Of course, talking about trauma can be difficult. Recalling memories of abuse can be deeply painful and elicit profound fear, anxiety, and sadness. Survivors often have complicated feelings about their experiences, including love and longing for the abuser, which you may be reluctant to discuss. You may also feel ashamed to disclose the details of your abuse, particularly if you believe you are to blame or if you have experienced traumatic bonding. Clinicians with experience treating survivors understand these challenges and will work with you to ensure that you are able to participate in treatment in a way and at a pace that is safe and meaningful to you. This includes modeling a trusting relationship by establishing a positive therapeutic alliance and guiding you toward honest and nonjudgmental explorations of complex feelings. It also means giving you the opportunity to participate in therapeutic modalities suited to your needs and abilities. For many, non-verbal, somatic, and holistic therapies can open up space for you to begin the healing process without having to directly talk about your experiences before you are ready.
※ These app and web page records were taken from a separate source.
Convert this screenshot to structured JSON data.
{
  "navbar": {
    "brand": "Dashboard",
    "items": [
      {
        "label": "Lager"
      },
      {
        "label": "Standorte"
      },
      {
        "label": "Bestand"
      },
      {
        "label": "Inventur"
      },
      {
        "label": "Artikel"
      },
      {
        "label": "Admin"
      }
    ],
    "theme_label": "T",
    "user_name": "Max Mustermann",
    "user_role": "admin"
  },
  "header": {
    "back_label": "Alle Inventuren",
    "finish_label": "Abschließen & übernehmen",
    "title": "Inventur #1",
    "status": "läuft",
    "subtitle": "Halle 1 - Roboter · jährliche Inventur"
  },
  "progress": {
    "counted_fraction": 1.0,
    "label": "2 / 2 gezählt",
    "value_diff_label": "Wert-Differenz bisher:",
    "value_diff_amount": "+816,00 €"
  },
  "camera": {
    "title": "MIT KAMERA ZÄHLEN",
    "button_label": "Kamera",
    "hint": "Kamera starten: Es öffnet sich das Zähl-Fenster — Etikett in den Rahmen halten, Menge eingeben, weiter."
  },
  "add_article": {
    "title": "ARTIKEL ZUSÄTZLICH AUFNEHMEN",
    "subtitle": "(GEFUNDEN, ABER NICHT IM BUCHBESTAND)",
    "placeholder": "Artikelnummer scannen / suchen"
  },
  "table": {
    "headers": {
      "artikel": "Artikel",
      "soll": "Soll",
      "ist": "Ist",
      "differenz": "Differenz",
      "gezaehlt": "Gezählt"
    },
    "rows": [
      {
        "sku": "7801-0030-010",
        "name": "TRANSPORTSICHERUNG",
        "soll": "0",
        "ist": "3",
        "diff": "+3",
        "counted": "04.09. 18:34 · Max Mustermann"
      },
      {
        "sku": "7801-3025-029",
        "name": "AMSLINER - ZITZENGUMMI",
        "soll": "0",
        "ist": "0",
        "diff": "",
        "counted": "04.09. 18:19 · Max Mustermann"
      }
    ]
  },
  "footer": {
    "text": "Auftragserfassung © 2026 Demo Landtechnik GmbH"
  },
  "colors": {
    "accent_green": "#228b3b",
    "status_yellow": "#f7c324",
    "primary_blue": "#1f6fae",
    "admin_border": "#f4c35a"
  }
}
One of the most powerful aspects of residential mental health treatment for survivors of emotional abuse is often the feeling of belonging. Emotional abuse is an isolating and lonely experience that can keep you feeling alienated even from those closest to you. In a residential treatment program, you are able to immerse yourself in social experience both through group therapies and everyday living, helping you quickly connect to compassionate peers who will be your allies in healing. That feeling of connection can be transformative and instrumental in your recovery process, giving you the ability to imagine a social world outside of the abusive relationship and the strength you need to move toward the life you truly want.

Bridges to Recovery offers comprehensive treatment for people struggling with mental health disorders as well as co-occurring substance use disorders. Contact us to learn more about our renowned Los Angeles and San Diego-based programs and how we can help you or your loved one start on the path to lasting wellness.